Jane and Paul scale icy slopes and huddle together for warmth at night, forging an intense emotional bond. But the wilderness is a vast and lethal force, and only one of them will survive.

Survive was unique, ironic, riveting, and inspiring. A true survivor story – in more ways than one. Finally!

Jane and Paul, the main characters in Survive, truly make the story shine. I enjoyed watching them grow and evolve. Jane wants to die. She feels that her suicidal tendencies have been inherited, passed down from her grandmother and father, both who committed suicide themselves. After two failed attempts, she finds herself in Life House, a hospital for troubled teens. Alternatively, Paul seems to have it all together. He’s outgoing, happy, healthy, and full of life. However, appearances can be deceiving. Paul is suffering, too, and he is battling his own demons. When their plane crashes in 250 miles of roadless mountains, known as the Bob Marshall Wilderness, Jane and Paul find themselves as the sole survivors. They soon discover that the wilderness keeps no secrets and demands all or nothing of its visitors.

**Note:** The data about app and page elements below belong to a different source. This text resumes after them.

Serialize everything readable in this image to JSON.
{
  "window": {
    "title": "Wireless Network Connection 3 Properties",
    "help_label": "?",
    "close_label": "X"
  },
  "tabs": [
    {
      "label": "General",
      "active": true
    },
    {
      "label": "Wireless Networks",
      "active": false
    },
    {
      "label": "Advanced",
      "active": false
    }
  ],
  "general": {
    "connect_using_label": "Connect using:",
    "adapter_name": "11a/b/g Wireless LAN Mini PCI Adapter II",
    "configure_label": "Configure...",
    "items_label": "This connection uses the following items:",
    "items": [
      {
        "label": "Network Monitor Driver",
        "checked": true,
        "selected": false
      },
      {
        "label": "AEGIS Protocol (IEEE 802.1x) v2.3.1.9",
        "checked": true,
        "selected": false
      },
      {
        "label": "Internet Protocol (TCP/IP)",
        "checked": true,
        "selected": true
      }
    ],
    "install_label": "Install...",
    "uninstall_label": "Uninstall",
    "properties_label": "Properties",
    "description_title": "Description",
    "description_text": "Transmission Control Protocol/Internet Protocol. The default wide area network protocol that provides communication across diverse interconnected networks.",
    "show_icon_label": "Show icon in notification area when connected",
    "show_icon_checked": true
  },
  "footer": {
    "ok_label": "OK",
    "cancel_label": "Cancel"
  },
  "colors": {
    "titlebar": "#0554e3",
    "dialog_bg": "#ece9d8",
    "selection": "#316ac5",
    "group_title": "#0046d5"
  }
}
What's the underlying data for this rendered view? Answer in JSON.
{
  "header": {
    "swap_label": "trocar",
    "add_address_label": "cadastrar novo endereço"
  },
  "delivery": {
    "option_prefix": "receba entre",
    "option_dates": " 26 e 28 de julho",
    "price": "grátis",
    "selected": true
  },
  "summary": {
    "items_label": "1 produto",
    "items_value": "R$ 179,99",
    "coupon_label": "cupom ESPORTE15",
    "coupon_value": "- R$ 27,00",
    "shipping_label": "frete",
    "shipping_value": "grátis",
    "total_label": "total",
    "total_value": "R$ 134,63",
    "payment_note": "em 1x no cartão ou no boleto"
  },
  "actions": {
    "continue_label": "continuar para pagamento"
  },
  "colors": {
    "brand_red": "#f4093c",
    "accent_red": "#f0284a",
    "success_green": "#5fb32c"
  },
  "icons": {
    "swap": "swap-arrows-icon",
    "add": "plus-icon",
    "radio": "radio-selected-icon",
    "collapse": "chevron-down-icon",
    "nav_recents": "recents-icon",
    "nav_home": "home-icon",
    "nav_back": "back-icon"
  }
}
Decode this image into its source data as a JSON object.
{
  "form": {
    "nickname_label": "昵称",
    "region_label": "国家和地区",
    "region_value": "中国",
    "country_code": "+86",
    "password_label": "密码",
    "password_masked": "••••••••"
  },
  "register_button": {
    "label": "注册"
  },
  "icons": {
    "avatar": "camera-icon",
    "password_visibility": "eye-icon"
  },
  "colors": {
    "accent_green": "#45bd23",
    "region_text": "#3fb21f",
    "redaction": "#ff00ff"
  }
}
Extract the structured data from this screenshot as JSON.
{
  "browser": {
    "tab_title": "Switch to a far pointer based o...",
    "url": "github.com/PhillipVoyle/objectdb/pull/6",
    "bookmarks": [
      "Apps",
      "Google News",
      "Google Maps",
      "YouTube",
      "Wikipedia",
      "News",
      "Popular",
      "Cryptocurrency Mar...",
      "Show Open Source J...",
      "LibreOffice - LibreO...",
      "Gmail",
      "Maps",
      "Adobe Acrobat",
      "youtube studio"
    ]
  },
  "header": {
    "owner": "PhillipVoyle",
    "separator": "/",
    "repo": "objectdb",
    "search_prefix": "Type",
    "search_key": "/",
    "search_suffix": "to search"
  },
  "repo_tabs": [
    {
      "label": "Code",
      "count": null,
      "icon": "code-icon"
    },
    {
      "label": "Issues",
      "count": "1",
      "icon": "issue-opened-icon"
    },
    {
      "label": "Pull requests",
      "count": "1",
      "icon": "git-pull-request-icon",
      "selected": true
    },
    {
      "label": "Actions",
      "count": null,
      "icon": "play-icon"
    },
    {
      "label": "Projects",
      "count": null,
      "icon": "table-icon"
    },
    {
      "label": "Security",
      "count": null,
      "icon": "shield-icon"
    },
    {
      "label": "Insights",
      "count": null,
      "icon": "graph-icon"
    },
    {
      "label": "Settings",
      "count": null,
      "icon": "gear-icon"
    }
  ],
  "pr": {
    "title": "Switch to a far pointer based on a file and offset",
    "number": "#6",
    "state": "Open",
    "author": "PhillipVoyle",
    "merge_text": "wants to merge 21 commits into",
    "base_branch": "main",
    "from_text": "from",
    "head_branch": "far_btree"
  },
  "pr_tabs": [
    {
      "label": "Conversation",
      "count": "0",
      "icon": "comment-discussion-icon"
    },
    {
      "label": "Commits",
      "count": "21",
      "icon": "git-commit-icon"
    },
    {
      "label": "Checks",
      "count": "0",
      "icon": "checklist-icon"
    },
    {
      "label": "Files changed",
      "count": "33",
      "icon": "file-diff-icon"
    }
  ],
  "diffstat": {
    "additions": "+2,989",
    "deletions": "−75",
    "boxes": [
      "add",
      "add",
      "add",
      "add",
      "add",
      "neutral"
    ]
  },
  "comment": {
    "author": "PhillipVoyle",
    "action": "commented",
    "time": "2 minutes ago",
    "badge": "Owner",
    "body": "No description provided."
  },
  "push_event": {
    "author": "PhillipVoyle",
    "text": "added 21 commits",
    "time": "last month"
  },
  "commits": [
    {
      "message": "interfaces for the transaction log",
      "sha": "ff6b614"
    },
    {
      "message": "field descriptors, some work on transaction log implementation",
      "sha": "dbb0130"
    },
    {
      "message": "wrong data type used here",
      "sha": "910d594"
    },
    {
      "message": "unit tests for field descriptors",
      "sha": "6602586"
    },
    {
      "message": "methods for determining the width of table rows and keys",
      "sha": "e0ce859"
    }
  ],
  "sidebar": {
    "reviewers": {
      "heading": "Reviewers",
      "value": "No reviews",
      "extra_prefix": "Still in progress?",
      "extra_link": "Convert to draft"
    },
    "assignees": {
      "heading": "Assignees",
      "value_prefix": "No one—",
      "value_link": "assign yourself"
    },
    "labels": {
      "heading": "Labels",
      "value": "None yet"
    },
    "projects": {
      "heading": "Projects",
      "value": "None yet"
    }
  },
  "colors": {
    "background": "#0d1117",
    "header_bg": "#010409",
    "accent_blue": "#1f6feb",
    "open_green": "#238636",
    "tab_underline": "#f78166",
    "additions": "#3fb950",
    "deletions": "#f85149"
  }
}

I’ve always been curious about those who commit suicide. In those few short seconds before the end, do they question their decision? Do they regret it? Do they wish they could go back, start over? In Survive, we are permitted a bit of insight into the mind of Jane, who is ready to end everything on her own terms, only to be put in a position where she has to fight for her life or die. For someone who is big on “planning”, in the fall-out of the crash, Jane learns just how precious life is, and that it really is worth living… if only she could survive the mountain.